20 Unforgettable Minutes; or, Finding Meaning In the Most Unlikely Places

It is amazing how the most ordinary days and mundane activities can turn out to be the most meaningful and memorable. When the world seems like a pretty sick place, as recent news from the four corners of the globe suggests, I go back to a few moments that remind me what life is all about. 


One of those times, which I have found myself thinking a lot about recently, happened when I boarded a metro car in Washington, D.C. two summers ago. 

A man next to me in the rush-hour terminal was waiting for the train. He had a long white cane in his hands to help him walk without bumping into things. His jeans, if they could be called that, were ripped to shreds. His shoes had holes and the laces had fallen off long ago. His arm was covered in a nasty rash.

No one got too close to him.

"IS ANYONE GETTING ON THIS TRAIN?!" he suddenly shouted at no one in particular. In a busy crowd, everyone ignored him, including me. As the train rolled into the station he shouted again.


As he jabbed the white cane at the metro's wall trying to find an open door, it became clear that he was totally blind, and the guy just needed somebody to take his arm and walk him onto the train. A few of us helped him find a seat. I ended up sitting down next to him.
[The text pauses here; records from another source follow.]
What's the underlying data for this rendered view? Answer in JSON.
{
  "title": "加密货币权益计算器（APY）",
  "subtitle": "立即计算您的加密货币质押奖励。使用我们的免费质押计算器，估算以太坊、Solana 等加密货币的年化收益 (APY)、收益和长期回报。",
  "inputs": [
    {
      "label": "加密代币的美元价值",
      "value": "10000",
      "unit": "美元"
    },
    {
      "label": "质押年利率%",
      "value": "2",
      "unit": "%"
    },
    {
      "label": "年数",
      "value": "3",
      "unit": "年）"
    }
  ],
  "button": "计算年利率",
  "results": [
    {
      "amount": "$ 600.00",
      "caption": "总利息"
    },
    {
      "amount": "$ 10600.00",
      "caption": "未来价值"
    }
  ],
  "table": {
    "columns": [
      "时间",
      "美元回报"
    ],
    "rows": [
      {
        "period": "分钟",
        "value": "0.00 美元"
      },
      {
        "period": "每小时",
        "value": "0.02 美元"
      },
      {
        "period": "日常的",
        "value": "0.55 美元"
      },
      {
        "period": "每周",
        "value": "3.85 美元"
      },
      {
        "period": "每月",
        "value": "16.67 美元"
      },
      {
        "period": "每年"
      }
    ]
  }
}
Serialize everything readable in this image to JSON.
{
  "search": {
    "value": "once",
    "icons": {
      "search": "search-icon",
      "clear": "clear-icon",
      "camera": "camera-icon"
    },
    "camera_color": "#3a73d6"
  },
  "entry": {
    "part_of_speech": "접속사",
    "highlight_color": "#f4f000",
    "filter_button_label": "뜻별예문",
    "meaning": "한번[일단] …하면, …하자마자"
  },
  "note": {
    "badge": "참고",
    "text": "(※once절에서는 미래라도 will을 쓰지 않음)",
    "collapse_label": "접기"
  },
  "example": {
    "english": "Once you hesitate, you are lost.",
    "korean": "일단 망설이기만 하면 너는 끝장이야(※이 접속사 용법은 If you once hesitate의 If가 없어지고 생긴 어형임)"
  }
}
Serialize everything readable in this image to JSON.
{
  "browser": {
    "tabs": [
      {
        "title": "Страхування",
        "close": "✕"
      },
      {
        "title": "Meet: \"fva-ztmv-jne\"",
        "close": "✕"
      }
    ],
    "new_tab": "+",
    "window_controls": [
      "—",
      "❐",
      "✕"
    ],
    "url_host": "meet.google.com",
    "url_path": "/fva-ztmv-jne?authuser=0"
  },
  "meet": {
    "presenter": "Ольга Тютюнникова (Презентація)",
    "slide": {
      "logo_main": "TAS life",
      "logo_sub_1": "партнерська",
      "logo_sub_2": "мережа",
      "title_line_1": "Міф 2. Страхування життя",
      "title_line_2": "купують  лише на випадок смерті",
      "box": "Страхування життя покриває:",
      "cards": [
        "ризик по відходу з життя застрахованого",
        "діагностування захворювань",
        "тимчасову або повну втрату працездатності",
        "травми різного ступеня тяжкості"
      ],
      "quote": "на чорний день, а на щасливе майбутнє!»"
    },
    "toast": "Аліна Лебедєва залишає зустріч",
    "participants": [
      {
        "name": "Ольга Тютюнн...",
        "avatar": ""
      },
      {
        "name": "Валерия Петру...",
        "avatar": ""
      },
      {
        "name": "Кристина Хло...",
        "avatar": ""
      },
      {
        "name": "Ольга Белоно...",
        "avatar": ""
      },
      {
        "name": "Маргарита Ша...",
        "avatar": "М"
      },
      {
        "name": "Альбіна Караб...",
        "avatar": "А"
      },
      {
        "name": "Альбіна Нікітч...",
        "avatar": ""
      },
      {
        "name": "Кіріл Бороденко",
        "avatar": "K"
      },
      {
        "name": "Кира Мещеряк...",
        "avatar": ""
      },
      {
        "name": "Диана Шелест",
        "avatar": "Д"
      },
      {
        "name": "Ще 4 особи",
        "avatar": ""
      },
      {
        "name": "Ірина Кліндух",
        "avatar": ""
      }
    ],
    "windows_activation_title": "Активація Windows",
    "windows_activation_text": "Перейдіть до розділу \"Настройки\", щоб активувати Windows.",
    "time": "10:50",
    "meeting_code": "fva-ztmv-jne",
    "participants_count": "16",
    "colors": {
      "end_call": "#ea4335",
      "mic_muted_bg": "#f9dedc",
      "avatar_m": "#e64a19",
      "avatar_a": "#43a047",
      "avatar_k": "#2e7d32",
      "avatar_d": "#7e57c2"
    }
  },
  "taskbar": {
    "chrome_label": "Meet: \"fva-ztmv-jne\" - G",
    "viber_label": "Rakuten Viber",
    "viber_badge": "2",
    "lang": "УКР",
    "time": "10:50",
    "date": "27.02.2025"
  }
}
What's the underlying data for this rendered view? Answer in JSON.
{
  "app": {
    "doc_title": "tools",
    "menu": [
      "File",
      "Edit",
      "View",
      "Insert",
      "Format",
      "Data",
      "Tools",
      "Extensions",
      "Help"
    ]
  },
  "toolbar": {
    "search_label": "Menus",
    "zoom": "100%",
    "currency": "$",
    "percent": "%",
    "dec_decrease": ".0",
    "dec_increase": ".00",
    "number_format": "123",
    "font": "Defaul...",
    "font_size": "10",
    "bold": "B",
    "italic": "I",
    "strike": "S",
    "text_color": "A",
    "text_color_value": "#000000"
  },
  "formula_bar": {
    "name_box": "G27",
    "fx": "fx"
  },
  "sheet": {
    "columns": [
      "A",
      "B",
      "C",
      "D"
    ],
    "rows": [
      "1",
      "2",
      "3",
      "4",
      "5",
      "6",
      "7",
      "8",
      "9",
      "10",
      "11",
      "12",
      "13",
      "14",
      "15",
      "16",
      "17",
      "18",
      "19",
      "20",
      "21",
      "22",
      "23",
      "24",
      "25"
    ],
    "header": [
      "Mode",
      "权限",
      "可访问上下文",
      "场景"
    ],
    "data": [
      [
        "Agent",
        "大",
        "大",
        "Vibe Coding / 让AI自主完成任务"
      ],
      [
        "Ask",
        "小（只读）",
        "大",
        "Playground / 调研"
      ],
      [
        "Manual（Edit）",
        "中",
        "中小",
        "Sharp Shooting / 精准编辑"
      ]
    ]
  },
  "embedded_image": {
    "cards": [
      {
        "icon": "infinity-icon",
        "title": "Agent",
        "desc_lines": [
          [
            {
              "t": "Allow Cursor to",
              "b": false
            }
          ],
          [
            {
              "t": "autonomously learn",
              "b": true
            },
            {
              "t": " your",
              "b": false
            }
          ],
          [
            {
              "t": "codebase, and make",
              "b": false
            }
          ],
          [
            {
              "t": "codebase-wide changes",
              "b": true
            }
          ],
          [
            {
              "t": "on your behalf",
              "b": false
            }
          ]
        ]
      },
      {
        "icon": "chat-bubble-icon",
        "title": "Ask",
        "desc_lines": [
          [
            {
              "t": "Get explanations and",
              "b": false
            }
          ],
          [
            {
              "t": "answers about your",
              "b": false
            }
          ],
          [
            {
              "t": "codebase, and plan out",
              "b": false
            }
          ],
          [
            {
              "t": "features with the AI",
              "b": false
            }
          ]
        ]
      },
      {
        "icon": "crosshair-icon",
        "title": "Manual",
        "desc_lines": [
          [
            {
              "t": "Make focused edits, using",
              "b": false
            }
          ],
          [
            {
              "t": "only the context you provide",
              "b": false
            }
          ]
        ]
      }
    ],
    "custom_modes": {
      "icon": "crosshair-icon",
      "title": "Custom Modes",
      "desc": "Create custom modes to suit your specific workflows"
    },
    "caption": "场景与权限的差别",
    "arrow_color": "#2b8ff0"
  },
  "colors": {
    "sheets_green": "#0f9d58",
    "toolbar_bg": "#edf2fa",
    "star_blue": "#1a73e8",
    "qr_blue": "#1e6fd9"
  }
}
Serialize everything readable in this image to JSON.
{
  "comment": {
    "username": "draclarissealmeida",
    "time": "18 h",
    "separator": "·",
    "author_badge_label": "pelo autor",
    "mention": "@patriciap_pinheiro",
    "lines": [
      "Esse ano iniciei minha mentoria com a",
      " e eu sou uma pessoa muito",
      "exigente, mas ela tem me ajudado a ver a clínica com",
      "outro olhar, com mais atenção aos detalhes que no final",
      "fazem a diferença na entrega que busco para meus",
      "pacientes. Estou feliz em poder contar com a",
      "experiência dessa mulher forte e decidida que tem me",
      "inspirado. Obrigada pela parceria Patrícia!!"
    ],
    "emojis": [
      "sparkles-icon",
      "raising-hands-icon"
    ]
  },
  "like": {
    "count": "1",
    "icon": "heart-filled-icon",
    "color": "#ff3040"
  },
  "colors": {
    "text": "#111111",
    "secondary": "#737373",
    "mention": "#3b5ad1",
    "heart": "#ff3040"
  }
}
A few stops later, he turned to me and said, "How many more to Foggy Bottom? I gotta get off at Foggy Bottom, I can't miss it."

"I'm getting off at Foggy Bottom too," I said. "It's four stops from this one."

He asked me twice more, and I kept telling him how many stops were left and that we were almost there. When we got to Foggy Bottom, the two of us stood up and walked off the train together. I took his arm and helped him walk through the mess of concrete and people, and onto the platform. He started veering off on a collision course with a bench, and I turned him back towards the stairs and said, "Just walk straight this way, we're almost to the stairs."

"Yeah, it's hard to walk straight when you're blind," he said.

I was feeling pretty awful, for ignoring him when he needed help getting on the train and now for taking for granted how easy it is to "walk straight" when some people can't even see the line. I was thinking about how hard it must be to use the metro for this guy. I wondered where he was going, and why he was so worried about missing his stop. I was about to steer him around a little boy in his path, when the kid's face lit up with a big smile as he threw out his arms.

"DADDY!!!!!!!!" he said. Arms outstretched, he ran towards us and gave my new friend an enormous hug.

"Aww hey, son! It's so good to see you, too." As I began to walk away, he turned towards me. "Take care, my man -- thanks."

I wanted to thank him. He helped me imagine the world differently, from the perspective of someone who goes every day without sight, something the rest of the world takes for granted. I'm sure I was worried about being late for dinner or forgetting to send an email. He was worried about literally going from point A to point B. He braved the metro, full of confusing pathways and jerks who ignored him when he asked them for help, just so he could see his little boy. I wish he had the eyes to see the smiles he put on everyone's faces when he hugged his son at Foggy Bottom.

When I think about what gets me out of bed in the morning, I think about that man who, each day on the metro, had every reason to feel like the world simply did not give a shit about him. There are millions of people like him who need a voice but don't have one. And no matter where we stand on our politics, our passions, or our religions, thinking about helping people like that man can reaffirm our sense of purpose. 

Everyone has their own "man on the train" moment. And in times like these, it has helped me to reflect upon mine a lot more often. As long as there folks remain in this world who aren't afraid to help each other get on the train -- a demonstration of the collective human compassion we are all capable of -- we will not have to go to a metro station to see light at the end of a tunnel.